The nineties produced a similar working dynamic. For every Far and Away (’92) or Jerry Maguire (’96), standard Cruise control movies, he gives us authority and charisma in A Few Good Men (’92) and The Firm (’93). In 1996 Cruise took on his first foray into producing. Mission: Impossible (co – produced with Paula Wagner) was to begin this very successful run of movies (fourteen to date) as a producer, many of them harvesting in extraordinary numbers at the box office. The noughties too, displayed Cruise’s penchant for interesting choices by way of calibre directors. Superb performances in Magnolia (’00)/ Vanilla Sky (’01), Minority Report (’02), Collateral (’04) and Tropic Thunder (’08) yet again solidified Cruise’s weight as an actor of range and, in the case of Tropic Thunder, a rare out and out comedy role, considerable bravery.
It would seem that Tom Cruise has, for the majority of his career, balanced his appetite for the traditional movie star role alongside character pieces that continue to stretch him as a performer.

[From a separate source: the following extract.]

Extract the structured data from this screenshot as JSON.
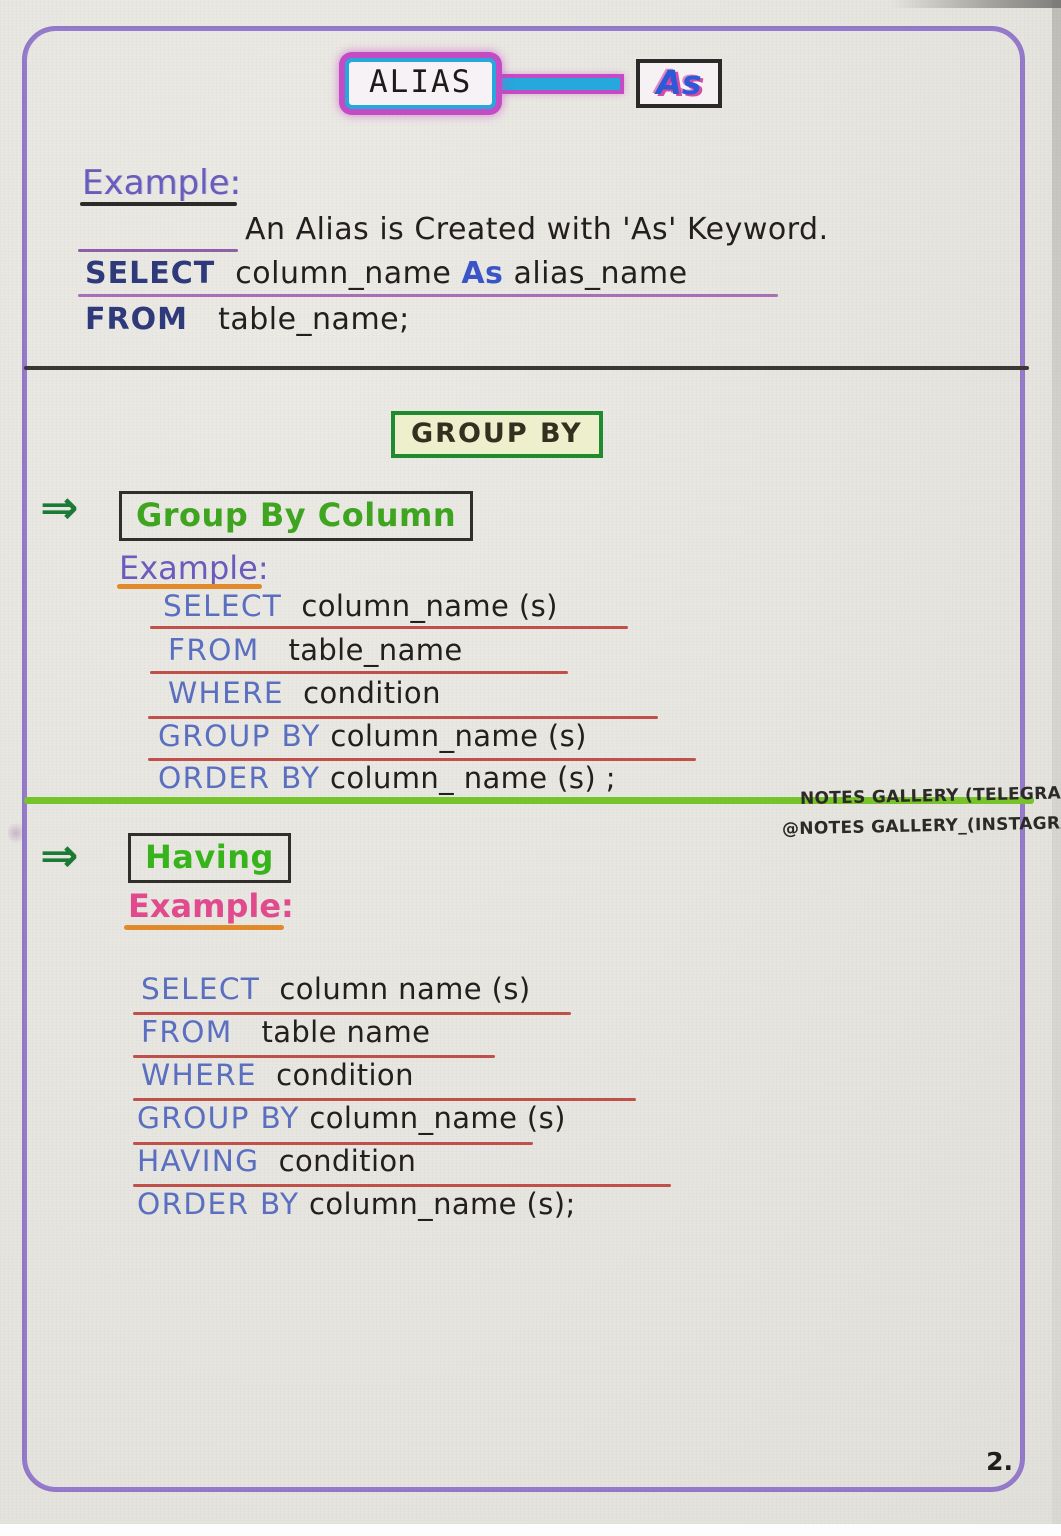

That said, the twenty tens haven’t seen much of the latter so far. Truly interesting pieces have been few and far between. But these are new times for the biggest movie star on the planet. Tom Cruise has gotten older. At 53, even with all the impressive running, jumping and beautifully tailored hair styles, he looks his age. How long does he intend to carry on making this kind of movie? Perhaps his latest run of action movies – Knight and Day (’10), Mission Impossible – Ghost Protocol (’11), Jack Reacher (’12), Oblivion (’13) and 2014’s Edge Of Tomorrow – are all part of the plan to slow it down with a lengthy bang, so to speak. As unlikely as this may be, one hopes that Cruise will at least indulge the odd departure character piece, a performance that shuts the tireless detractors up for just five minutes. Of course, the crown cannot but lie heavy when you are still the world’s biggest movie star and even cinema’s premier smiler can’t hope to be appraised solely on his creative efforts when you are also one of the world’s most controversial media figureheads, and mostly for the wrong reasons. Tom Cruise is good, but not that good.
But I say good luck to him. Here’s an actor and producer that, for the most part, has been all things (good and bad) to all his fans. An entertainer who has ceaselessly served cinema and looks set to carry on doing so for a good while to come.